Chris Fahey is in the middle of publishing a series of blog posts on the topic of class and web design. (In part two, he asks What class are you?.)
Interesting topic (and somewhat taboo, here in the States, at least).
Last year, Jared Spool wrote an essay about a disruptive intranet redesign in which he used the analogy of finding your well lived-in home entirely changed on waking up one morning (Designing Embraceable Change). In it, he discusses how to make it easier for people to embrace changes in their information spaces:
To design for embraceable change, the design team has to be well aware of the existing Current and Target Knowledge points, as well as the new points. Field studies are the ideal technique for learning the existing points, whereas usability testing will give a detailed understanding as to whether the new design has an acceptable knowledge gap. These two techniques are essential for any team who needs to tackle this difficult problem.
File under useful: CSS 2.1 Reference : Cultured Code
There’s a lot of buzz in the interaction design world about the new Brown University website. Seems like they’ve broken out of the now-traditional, near-clich
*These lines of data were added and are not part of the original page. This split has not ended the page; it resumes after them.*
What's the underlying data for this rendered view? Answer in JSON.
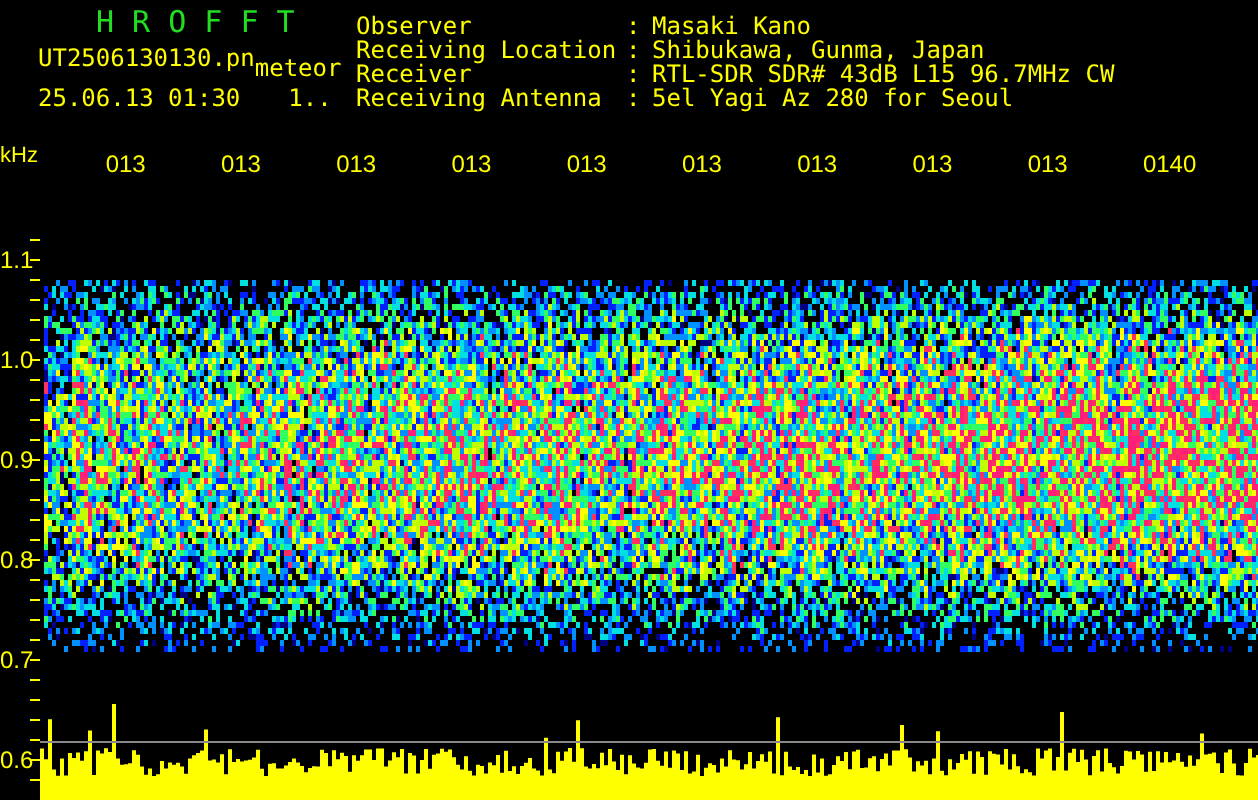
{
  "header": {
    "title": "H R O F F T",
    "filename": "UT2506130130.pn",
    "tag": "meteor",
    "timestamp": "25.06.13 01:30",
    "counter": "1.."
  },
  "info": [
    {
      "label": "Observer",
      "separator": ":",
      "value": "Masaki Kano"
    },
    {
      "label": "Receiving Location",
      "separator": ":",
      "value": "Shibukawa, Gunma, Japan"
    },
    {
      "label": "Receiver",
      "separator": ":",
      "value": "RTL-SDR SDR# 43dB L15 96.7MHz CW"
    },
    {
      "label": "Receiving Antenna",
      "separator": ":",
      "value": "5el Yagi Az 280 for Seoul"
    }
  ],
  "spectrogram": {
    "unit": "kHz",
    "time_labels": [
      "013",
      "013",
      "013",
      "013",
      "013",
      "013",
      "013",
      "013",
      "013",
      "0140"
    ],
    "freq_labels": [
      "1.1",
      "1.0",
      "0.9",
      "0.8",
      "0.7",
      "0.6"
    ]
  }
}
Thomas Vander Wal explores the design implications of text strings (Domain of Digital Design Includes Strings). I used to think I was the only one who cared about the text in a file name or a url, but actually of course a lot of people do. Unfortunately, most CMS’s still produce butt-ugly urls, and I have to admit that I don’t have a well defined process in our user experience practice for defining the url structure for a site. Sometimes we specify the url paths in our content matrices, but not always. Now that people are more aware of the SEO implications of their urls (and the interesting but strange fact that Google views a hyphen but not an underscore as a word delimiter), there’s more attention to this level of the user experience. And that’s a Good Thing.
LukeW (from Yahoo) explores some ideas for Refining Data Tables at UXMatters. (Nice illustrations, too!)